Another product to look to is the Bushmaster Carbon-15. This is not your typical AR-15. The upper and lower receivers (the pieces that contain all the moving parts) are made of a hard polymer. Some forums claim Bushmaster changed the type of carbon polymer it uses, and that the newer version is far more reliable than previous installments of the model. But it’s still basically plastic. As a shopper, you may want to ask yourself whether the owner will shoot this gun enough to exceed the round-count lifespan or whether an all-metal rifle is a better option.

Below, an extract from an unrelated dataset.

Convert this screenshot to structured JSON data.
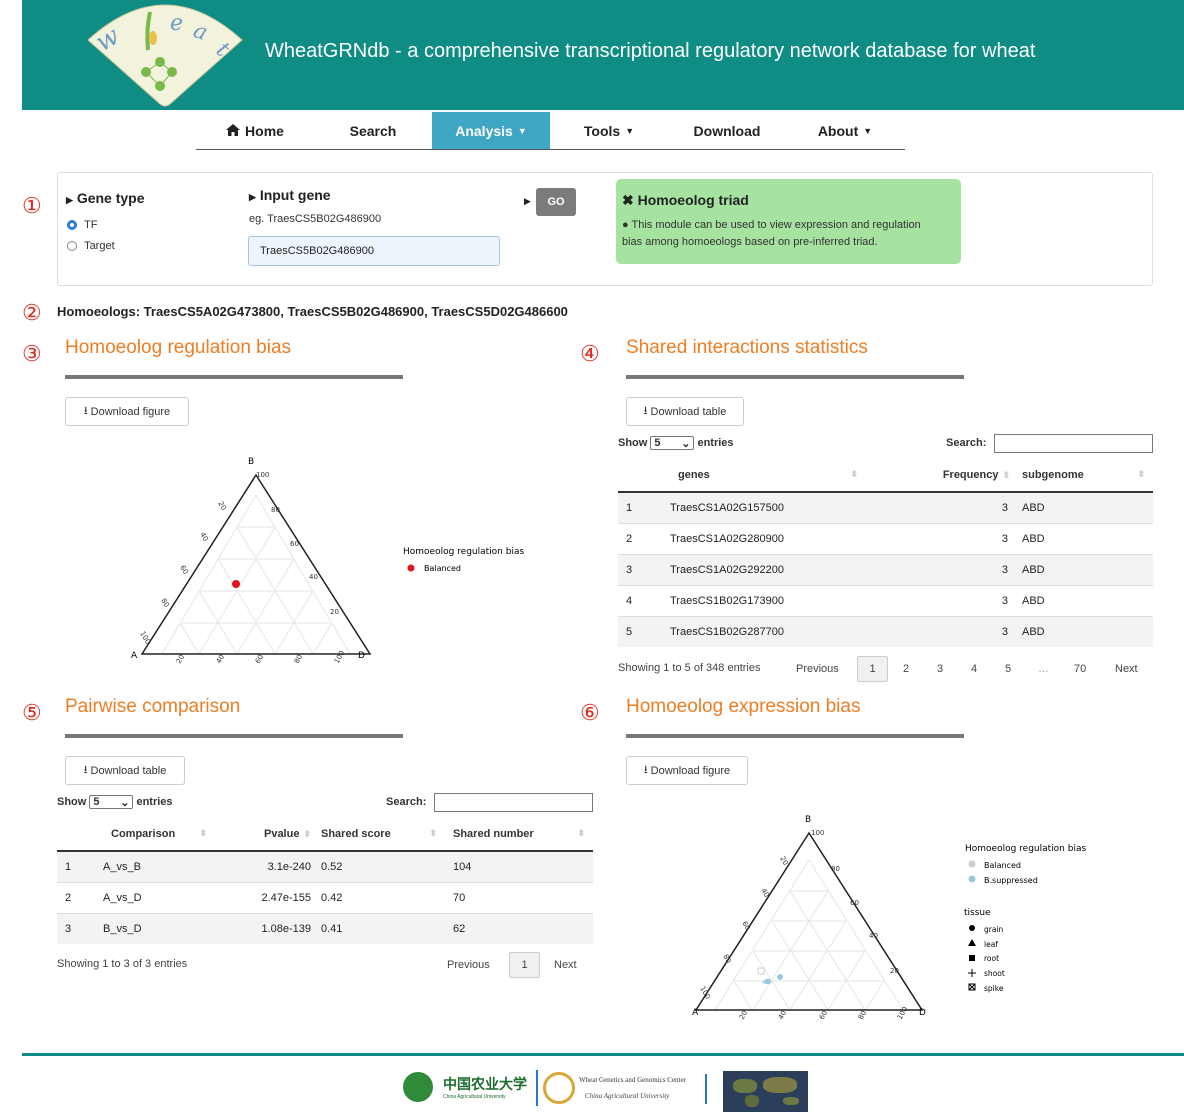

Bushmaster knows their products and their market very well. But they are not Colt, Daniel Defense, Noveske, Viking Tactics, Salient Arms International or Knight’s Armament. Bushmaster Firearms International produces lower-tier rifles for the budget-conscious shooter, and there is nothing wrong with that. Your XM-15 Cerakote is not a Daniel Defense M4V1, but it is only half the cost.
If you’re shopping for the shooter who will fire 200 rounds a month at the range, they don’t need a $2,500 Noveske National Match. Buying anything, not just guns, involves realizing what you need, what you’re going to use it for and getting the best price-to-performance ratio. The choice is yours.
What would you use your Bushmaster AR-15 for? Hunting? Range time? Competition? Self-defense? Fighting for humanity’s freedom against an alien invasion? Leave a comment below.